→ **PROBLEM STATEMENT**
Reprint the full listing exactly.

→ **DATA TO USE**
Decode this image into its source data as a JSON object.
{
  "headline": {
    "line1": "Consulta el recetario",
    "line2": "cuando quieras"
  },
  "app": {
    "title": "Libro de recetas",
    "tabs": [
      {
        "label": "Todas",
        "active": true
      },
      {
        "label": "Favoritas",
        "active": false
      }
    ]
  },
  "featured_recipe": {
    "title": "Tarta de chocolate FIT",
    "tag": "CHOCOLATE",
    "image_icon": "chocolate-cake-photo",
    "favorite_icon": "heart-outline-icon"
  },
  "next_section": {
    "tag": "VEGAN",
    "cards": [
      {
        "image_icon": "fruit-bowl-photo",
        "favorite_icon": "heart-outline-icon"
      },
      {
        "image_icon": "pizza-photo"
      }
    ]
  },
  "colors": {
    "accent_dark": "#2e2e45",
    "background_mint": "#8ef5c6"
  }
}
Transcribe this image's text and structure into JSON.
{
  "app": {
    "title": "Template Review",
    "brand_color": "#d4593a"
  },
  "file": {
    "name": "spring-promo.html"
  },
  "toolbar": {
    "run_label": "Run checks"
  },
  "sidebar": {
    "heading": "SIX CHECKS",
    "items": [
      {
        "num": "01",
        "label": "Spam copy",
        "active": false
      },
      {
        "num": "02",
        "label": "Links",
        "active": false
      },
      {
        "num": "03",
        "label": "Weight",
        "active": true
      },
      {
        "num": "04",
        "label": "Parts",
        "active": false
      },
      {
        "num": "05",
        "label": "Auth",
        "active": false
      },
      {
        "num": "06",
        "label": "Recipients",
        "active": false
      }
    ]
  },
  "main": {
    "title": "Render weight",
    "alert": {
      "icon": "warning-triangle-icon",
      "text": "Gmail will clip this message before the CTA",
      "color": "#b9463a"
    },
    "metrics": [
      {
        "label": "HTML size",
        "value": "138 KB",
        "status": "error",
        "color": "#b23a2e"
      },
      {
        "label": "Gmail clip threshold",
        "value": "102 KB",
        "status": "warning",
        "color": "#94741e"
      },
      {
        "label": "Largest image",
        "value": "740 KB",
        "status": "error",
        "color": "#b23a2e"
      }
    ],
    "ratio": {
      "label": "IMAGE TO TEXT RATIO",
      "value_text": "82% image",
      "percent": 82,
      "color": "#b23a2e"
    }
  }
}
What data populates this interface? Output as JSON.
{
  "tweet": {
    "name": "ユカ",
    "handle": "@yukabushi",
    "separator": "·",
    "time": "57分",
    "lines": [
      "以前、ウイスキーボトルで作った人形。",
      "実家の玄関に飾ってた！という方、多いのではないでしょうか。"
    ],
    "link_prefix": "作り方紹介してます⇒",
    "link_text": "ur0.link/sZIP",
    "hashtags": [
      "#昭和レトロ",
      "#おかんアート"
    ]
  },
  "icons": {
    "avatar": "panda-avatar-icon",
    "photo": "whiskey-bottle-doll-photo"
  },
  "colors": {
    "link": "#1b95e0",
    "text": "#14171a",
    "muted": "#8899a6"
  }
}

→ **ANSWER TO THIS EXERCISE**
Decode this image into its source data as a JSON object.
{
  "headline": {
    "line1": "Consulta el recetario",
    "line2": "cuando quieras"
  },
  "app": {
    "title": "Libro de recetas",
    "tabs": [
      {
        "label": "Todas",
        "active": true
      },
      {
        "label": "Favoritas",
        "active": false
      }
    ]
  },
  "featured_recipe": {
    "title": "Tarta de chocolate FIT",
    "tag": "CHOCOLATE",
    "image_icon": "chocolate-cake-photo",
    "favorite_icon": "heart-outline-icon"
  },
  "next_section": {
    "tag": "VEGAN",
    "cards": [
      {
        "image_icon": "fruit-bowl-photo",
        "favorite_icon": "heart-outline-icon"
      },
      {
        "image_icon": "pizza-photo"
      }
    ]
  },
  "colors": {
    "accent_dark": "#2e2e45",
    "background_mint": "#8ef5c6"
  }
}
Transcribe this image's text and structure into JSON.
{
  "app": {
    "title": "Template Review",
    "brand_color": "#d4593a"
  },
  "file": {
    "name": "spring-promo.html"
  },
  "toolbar": {
    "run_label": "Run checks"
  },
  "sidebar": {
    "heading": "SIX CHECKS",
    "items": [
      {
        "num": "01",
        "label": "Spam copy",
        "active": false
      },
      {
        "num": "02",
        "label": "Links",
        "active": false
      },
      {
        "num": "03",
        "label": "Weight",
        "active": true
      },
      {
        "num": "04",
        "label": "Parts",
        "active": false
      },
      {
        "num": "05",
        "label": "Auth",
        "active": false
      },
      {
        "num": "06",
        "label": "Recipients",
        "active": false
      }
    ]
  },
  "main": {
    "title": "Render weight",
    "alert": {
      "icon": "warning-triangle-icon",
      "text": "Gmail will clip this message before the CTA",
      "color": "#b9463a"
    },
    "metrics": [
      {
        "label": "HTML size",
        "value": "138 KB",
        "status": "error",
        "color": "#b23a2e"
      },
      {
        "label": "Gmail clip threshold",
        "value": "102 KB",
        "status": "warning",
        "color": "#94741e"
      },
      {
        "label": "Largest image",
        "value": "740 KB",
        "status": "error",
        "color": "#b23a2e"
      }
    ],
    "ratio": {
      "label": "IMAGE TO TEXT RATIO",
      "value_text": "82% image",
      "percent": 82,
      "color": "#b23a2e"
    }
  }
}
What data populates this interface? Output as JSON.
{
  "tweet": {
    "name": "ユカ",
    "handle": "@yukabushi",
    "separator": "·",
    "time": "57分",
    "lines": [
      "以前、ウイスキーボトルで作った人形。",
      "実家の玄関に飾ってた！という方、多いのではないでしょうか。"
    ],
    "link_prefix": "作り方紹介してます⇒",
    "link_text": "ur0.link/sZIP",
    "hashtags": [
      "#昭和レトロ",
      "#おかんアート"
    ]
  },
  "icons": {
    "avatar": "panda-avatar-icon",
    "photo": "whiskey-bottle-doll-photo"
  },
  "colors": {
    "link": "#1b95e0",
    "text": "#14171a",
    "muted": "#8899a6"
  }
}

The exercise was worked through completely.